Goin' Down Slow

Sonny Stitt

Goin Down Slow PRCD 24276 2
  • CAT # PRCD-24276-25

    1. Miss Ann, Lisa, Sue And Sadie 13:58
    2. Where Is Love? 3:50
    3. Living Without You 7:30
    4. Goin' Down Slow 3:50
    5. Moving Beauty 3:45
    6. Back Door 6:29
    7. Your Love Is So Doggone Good 8:17
    8. Orange Ashtray 3:41
    9. I Don't Know Yet 7:18
    10. The More I See You 5:31
    11. Speculation 3:53

One of the most exceptional and widely recorded saxophonists, Edward "Sonny" Stitt led many sessions for Prestige, from the late 1940s until the early 1970s. So Doggone Good, made in September 1972 (seven months after Goin' Down Slow, with which it's paired here), was, in fact, his final Prestige LP. Stitt (1924-1982), whose razor-sharp, voluble attack marked him as a quintessential bopper, was deeply engaged in the blues. Seven of the 11 tunes (and four of the five herein that he composed) are blues of various shades, including this set's centerpiece, the mesmerizing, extended "Miss Ann, Lisa, Sue and Sadie," featuring the leader's octet augmented by a string quartet arranged by trumpeter Thad Jones. Backed by two top-flight rhythm sections, keyed by Hank Jones or Hampton Hawes, Stitt is consistently masterful, whether playing a show tune ballad ("Where Is Love?"), a bebop burner ("Speculation"), a then-current pop tune (Randy Newman's "Living Without You"), or one of the aforementioned strong blues statements.

with Billy Butler, Buddy Caldwell, George Duvivier, Hampton Hawes, Reggie Johnson, Hank Jones, Thad Jones, Lenny McBrowne, Idris Muhammad, Wally Richardson, and others

Find out more about Sonny Stitt


On September 15, 1969, Sonny Stitt and organist Don Patterson recorded for the last time together for Prestige Records. From 1961 to 1969, over… More


A 3-CD box set spotlighting one of the great founders of BeBop, the multi-talented Sonny Stitt. His blazing, beautiful playing of alto, tenor AND… More
Having helped to pioneer the hard-bop approach to the tenor saxophone during the Fifties, Sonny Stitt often found himself working with organ… More
Edward "Sonny" Stitt was one of the most formidable saxophonists of his generation--and one of the most frequently recorded.

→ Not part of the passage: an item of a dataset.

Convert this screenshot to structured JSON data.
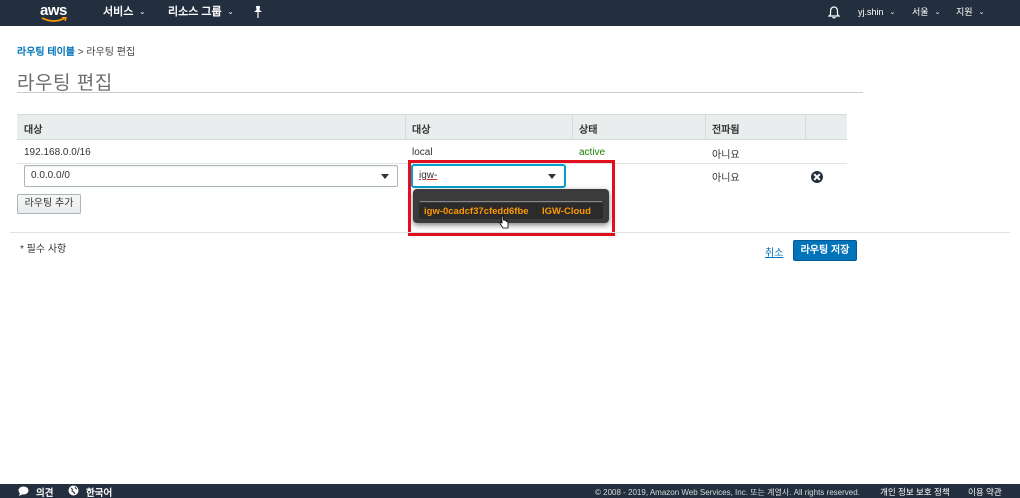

The… More
Multi-saxophonist Edward “Sonny” Stitt recorded with virtually every possible instrumental configuration during his long and… More
Kenny Drew, Tommy Potter, Art Blakey, Gene Ammons, Teddy Williams, Duke Jordan, Jo Jones, Gene Wright, Wesley Landers, Bill Massey, Matthew Gee… More
with Jack McDuff, Leonard Gaskin, Herbie Lovelle, Eddie Diehl, Arthur Taylor, Ray Barretto, Don Patterson, Billy James, Hank Jones, Idris… More
with Joe Newman, John Hunt, Billy Massey, Kenny Drew, Junior Mance, Charlie Bateman, John Houston, Art Blakey, Gene Ammons, and others More